[Opening Source material section]

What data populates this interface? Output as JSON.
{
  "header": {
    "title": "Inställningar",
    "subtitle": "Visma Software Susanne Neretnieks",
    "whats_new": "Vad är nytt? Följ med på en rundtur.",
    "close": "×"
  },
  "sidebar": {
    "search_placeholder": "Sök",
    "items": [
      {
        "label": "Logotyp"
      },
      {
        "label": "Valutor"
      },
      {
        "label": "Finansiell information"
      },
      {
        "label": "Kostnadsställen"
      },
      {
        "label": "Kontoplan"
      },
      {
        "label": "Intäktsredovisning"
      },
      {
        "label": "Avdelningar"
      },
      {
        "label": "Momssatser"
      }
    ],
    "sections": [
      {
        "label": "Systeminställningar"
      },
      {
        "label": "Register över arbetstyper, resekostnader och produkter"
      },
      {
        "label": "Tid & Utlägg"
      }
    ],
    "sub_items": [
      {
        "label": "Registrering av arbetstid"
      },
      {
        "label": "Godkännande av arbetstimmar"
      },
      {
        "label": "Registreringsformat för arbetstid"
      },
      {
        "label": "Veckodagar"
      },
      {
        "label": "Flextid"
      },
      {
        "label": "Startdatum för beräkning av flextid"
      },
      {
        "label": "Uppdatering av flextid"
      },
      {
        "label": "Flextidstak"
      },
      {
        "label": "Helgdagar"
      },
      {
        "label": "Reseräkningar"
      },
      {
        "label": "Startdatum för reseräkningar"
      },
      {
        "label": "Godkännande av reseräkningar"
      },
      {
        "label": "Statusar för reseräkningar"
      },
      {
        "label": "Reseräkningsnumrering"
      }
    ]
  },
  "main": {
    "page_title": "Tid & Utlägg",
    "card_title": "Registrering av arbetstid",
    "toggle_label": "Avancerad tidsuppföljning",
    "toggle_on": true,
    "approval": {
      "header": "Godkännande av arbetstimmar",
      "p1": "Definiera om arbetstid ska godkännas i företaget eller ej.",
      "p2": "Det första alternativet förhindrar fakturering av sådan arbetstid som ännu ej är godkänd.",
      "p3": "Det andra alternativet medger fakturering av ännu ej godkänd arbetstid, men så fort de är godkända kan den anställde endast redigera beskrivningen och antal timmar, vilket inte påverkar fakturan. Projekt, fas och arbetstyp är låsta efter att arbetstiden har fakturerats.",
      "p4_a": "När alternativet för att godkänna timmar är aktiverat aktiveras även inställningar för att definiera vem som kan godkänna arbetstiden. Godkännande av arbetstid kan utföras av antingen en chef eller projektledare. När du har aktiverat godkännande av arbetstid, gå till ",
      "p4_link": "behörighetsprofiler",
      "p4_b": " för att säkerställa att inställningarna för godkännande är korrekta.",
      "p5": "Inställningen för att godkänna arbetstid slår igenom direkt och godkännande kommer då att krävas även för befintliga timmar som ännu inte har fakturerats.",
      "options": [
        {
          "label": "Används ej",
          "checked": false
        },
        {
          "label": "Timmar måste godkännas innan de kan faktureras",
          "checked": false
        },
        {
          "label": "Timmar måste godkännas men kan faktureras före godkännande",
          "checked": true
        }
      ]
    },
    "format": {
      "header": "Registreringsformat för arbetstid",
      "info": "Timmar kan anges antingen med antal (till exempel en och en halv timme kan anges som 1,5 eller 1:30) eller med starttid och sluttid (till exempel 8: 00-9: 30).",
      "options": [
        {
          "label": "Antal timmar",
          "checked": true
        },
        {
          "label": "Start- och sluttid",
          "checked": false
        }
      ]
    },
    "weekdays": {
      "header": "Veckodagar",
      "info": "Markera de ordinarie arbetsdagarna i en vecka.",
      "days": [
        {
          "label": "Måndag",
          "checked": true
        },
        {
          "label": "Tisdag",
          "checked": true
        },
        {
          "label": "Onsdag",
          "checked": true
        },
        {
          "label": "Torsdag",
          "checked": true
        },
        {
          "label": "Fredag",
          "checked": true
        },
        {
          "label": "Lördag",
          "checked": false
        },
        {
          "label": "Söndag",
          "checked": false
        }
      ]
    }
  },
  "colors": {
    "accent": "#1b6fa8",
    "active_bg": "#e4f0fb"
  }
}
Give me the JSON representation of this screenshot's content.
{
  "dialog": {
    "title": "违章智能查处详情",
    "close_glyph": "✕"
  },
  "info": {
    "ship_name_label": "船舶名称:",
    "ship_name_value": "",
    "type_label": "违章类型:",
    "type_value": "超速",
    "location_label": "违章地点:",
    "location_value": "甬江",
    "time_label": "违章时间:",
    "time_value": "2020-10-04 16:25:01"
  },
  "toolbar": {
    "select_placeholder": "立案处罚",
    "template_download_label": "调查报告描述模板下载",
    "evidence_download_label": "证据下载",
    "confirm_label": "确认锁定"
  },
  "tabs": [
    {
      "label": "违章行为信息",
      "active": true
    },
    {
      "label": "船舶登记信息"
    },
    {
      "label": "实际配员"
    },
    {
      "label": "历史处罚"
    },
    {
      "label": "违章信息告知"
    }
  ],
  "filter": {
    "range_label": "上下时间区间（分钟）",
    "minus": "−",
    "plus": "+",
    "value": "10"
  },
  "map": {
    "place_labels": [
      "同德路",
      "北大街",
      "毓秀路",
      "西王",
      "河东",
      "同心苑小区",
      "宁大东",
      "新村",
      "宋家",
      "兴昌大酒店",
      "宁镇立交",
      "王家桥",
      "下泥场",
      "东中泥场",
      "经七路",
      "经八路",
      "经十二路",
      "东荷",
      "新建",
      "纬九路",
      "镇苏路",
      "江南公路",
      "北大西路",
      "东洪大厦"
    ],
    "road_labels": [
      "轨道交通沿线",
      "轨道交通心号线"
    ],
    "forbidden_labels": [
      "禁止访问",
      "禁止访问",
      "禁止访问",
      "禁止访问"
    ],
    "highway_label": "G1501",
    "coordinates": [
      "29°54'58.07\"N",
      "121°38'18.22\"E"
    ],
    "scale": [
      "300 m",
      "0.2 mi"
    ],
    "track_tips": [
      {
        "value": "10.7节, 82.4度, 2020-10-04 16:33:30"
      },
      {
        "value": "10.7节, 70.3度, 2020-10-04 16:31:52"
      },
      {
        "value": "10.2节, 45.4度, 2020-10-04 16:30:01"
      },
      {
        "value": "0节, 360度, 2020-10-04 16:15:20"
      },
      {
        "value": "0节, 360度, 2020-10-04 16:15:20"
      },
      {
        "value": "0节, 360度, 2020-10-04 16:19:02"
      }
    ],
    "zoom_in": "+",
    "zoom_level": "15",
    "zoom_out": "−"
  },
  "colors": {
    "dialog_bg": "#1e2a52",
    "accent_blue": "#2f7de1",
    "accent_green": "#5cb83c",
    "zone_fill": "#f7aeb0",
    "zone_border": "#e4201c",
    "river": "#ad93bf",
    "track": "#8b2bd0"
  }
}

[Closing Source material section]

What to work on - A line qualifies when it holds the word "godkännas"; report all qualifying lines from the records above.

Written answer -
      "p1": "Definiera om arbetstid ska godkännas i företaget eller ej.",
          "label": "Timmar måste godkännas innan de kan faktureras",
          "label": "Timmar måste godkännas men kan faktureras före godkännande",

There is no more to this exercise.